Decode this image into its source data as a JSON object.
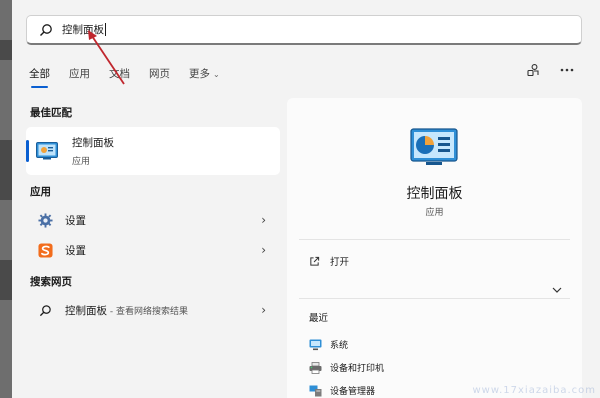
{
  "search": {
    "query": "控制面板"
  },
  "tabs": [
    {
      "label": "全部",
      "active": true
    },
    {
      "label": "应用"
    },
    {
      "label": "文档"
    },
    {
      "label": "网页"
    },
    {
      "label": "更多",
      "dropdown": true
    }
  ],
  "sections": {
    "best_match": "最佳匹配",
    "apps": "应用",
    "web_search": "搜索网页"
  },
  "best_match_item": {
    "name": "控制面板",
    "type": "应用"
  },
  "app_items": [
    {
      "label": "设置",
      "icon": "settings-gear-icon"
    },
    {
      "label": "设置",
      "icon": "sogou-s-icon"
    }
  ],
  "web_item": {
    "label": "控制面板",
    "suffix": " - 查看网络搜索结果"
  },
  "detail": {
    "title": "控制面板",
    "subtitle": "应用",
    "open_label": "打开",
    "recent_title": "最近",
    "recent": [
      {
        "label": "系统",
        "icon": "system-monitor-icon"
      },
      {
        "label": "设备和打印机",
        "icon": "printer-icon"
      },
      {
        "label": "设备管理器",
        "icon": "device-manager-icon"
      }
    ]
  },
  "watermark": "www.17xiazaiba.com",
  "colors": {
    "accent": "#0a5fd1",
    "annotation": "#c0262d"
  }
}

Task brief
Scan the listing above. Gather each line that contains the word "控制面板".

Result of the task
    "query": "控制面板"
    "name": "控制面板",
    "label": "控制面板",
    "title": "控制面板",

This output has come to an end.